With more than 200,000 plug-ins estimated to be sold globally next year, Pike made 10 predictions for 2013. Top of the list? That investment funds will flow from makers of battery packs to makers of battery components, that North American electric-bike sales will jump more than 50 percent and that automakers will start using 48-volt batteries for their cars' start-stop systems.
There are more predictions, some safer than others. Pike says global hydrogen fuel-cell vehicle sales will more than double to more than 3,400 units in 2013, while the strategy of leasing out electric-vehicle batteries instead of selling them outright to the customer (used by Renault and Smart in some markets) will spread to other automakers. Germany will play catch-up in terms of electric-drive sales, more companies will invest in coasting technology, the debate between proponents of fast vs. standard vehicle-charging stations will continue, European countries will collaborate on communicating where charging stations are throughout the continent and the glut in natural gas will hurt demand for plug-in trucks.

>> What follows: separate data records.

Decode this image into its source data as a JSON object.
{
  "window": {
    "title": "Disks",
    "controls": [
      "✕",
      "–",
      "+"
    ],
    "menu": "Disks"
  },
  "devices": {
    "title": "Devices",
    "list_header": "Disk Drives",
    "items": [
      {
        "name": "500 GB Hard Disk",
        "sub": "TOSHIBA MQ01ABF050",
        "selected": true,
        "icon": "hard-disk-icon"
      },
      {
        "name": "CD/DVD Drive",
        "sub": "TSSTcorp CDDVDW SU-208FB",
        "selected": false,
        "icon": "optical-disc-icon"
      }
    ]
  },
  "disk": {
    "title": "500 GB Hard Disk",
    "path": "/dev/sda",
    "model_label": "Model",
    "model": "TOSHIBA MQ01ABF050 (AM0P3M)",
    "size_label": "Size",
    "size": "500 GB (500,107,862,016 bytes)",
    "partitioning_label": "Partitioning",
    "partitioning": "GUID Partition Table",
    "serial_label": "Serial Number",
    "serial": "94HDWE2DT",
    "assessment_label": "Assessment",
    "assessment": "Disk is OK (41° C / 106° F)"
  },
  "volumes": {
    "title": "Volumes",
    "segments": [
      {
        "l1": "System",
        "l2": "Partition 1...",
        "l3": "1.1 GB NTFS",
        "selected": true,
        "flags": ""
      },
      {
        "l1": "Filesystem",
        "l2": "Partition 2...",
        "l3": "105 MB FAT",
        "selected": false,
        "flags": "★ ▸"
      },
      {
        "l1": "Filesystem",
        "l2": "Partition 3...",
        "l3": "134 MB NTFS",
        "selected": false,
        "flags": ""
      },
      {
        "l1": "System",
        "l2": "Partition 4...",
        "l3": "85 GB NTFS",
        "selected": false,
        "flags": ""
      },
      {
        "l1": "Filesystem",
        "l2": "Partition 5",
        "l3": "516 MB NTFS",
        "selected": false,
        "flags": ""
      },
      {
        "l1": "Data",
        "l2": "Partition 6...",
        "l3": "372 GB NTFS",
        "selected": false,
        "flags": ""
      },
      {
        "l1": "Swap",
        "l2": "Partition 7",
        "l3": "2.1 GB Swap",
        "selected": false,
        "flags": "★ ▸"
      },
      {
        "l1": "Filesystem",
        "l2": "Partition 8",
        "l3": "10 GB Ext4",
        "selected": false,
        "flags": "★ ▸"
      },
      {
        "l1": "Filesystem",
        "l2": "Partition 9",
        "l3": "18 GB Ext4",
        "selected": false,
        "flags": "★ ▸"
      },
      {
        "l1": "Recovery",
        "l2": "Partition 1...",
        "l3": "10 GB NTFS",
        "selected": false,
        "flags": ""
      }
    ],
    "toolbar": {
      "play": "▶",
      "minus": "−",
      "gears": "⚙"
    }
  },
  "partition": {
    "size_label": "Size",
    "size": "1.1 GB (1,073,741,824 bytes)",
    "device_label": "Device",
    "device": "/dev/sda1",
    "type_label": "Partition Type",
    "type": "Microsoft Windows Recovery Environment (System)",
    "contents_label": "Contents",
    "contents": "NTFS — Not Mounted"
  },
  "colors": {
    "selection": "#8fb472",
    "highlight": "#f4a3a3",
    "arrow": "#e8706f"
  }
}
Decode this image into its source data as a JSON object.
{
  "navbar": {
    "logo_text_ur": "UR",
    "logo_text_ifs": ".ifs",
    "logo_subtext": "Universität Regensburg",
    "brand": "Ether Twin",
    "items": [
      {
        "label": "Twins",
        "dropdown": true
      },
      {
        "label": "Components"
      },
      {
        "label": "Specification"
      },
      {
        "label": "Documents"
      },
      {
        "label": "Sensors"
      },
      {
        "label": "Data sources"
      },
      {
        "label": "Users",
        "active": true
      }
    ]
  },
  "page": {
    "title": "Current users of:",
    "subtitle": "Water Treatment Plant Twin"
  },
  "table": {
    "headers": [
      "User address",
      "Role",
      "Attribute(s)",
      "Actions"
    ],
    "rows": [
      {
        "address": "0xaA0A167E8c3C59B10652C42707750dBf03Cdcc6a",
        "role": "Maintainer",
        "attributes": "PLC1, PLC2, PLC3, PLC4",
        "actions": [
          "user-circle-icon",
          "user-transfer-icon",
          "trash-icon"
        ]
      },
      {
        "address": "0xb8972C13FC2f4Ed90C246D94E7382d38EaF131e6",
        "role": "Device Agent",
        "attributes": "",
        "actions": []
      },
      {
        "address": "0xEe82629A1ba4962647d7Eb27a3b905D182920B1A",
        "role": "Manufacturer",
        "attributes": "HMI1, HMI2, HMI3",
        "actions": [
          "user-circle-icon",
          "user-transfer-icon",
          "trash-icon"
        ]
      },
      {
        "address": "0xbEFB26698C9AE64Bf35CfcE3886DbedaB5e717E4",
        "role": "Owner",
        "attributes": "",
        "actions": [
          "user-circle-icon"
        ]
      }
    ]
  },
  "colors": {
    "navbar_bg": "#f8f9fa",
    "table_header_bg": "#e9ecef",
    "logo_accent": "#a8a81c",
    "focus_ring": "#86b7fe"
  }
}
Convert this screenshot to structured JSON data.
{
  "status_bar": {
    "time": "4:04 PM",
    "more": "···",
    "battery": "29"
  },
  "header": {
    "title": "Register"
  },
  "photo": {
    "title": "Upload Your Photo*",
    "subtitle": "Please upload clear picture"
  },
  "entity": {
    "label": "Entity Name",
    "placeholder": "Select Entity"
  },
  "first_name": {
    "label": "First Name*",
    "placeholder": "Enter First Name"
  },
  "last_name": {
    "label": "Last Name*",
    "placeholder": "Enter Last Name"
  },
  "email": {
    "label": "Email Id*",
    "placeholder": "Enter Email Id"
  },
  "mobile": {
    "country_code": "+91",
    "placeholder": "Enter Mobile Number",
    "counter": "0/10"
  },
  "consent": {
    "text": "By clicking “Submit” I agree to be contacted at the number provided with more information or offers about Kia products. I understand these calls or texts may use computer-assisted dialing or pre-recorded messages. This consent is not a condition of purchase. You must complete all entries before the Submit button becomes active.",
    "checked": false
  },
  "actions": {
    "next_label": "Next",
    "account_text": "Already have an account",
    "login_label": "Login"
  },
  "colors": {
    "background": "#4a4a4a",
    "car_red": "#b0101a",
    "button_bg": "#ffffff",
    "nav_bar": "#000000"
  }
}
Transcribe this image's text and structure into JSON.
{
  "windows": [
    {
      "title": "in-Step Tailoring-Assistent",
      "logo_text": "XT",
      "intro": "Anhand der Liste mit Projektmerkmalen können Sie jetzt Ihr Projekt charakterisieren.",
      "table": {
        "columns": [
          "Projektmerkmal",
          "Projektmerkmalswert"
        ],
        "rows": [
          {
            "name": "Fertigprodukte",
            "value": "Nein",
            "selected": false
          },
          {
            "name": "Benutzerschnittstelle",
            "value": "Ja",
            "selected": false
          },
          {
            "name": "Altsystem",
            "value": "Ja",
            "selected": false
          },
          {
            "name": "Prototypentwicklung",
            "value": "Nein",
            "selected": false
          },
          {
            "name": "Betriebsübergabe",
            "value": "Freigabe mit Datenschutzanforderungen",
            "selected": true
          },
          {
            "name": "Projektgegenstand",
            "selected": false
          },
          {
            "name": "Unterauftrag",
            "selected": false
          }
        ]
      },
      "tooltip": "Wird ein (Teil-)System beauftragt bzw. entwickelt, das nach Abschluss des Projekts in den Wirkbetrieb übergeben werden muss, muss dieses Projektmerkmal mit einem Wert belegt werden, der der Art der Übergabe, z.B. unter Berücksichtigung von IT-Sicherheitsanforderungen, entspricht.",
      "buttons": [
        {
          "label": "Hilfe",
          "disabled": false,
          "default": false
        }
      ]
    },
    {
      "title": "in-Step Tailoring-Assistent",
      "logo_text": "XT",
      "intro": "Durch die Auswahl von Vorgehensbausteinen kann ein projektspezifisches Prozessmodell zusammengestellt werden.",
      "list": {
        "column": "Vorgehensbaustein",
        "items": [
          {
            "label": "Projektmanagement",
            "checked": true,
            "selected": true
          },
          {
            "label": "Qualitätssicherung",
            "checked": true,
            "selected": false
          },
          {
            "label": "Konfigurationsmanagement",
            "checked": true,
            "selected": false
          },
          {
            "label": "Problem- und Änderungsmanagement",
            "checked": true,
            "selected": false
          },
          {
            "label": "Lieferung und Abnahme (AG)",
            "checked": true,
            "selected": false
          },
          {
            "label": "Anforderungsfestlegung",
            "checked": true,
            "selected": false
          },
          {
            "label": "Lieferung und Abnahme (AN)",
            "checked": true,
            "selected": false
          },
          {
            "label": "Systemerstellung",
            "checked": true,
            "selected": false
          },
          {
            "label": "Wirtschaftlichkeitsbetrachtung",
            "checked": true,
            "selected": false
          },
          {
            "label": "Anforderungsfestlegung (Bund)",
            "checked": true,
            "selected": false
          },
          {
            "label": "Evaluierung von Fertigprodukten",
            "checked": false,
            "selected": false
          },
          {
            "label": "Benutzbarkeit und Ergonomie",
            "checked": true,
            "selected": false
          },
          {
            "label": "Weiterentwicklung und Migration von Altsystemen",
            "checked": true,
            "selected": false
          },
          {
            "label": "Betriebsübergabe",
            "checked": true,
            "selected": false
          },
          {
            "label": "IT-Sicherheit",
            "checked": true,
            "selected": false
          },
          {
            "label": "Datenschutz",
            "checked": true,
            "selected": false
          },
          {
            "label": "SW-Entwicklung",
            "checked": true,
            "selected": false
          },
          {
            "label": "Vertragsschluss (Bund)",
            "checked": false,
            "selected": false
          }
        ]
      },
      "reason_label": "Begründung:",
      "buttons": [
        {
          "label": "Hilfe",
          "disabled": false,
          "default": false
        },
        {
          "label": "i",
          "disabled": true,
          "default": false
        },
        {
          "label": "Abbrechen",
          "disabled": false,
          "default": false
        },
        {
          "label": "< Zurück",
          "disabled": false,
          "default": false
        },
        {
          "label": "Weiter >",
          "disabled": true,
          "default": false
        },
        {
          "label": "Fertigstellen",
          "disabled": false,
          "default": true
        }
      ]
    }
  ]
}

We're pretty sure sales figures will continue to climb in 2013, just as they did in 2012 compared to 2011. Through November of this year, automakers sold more than 43,000 plug-in vehicles in the US, almost three times as many as 2011. Where do you think we're headed?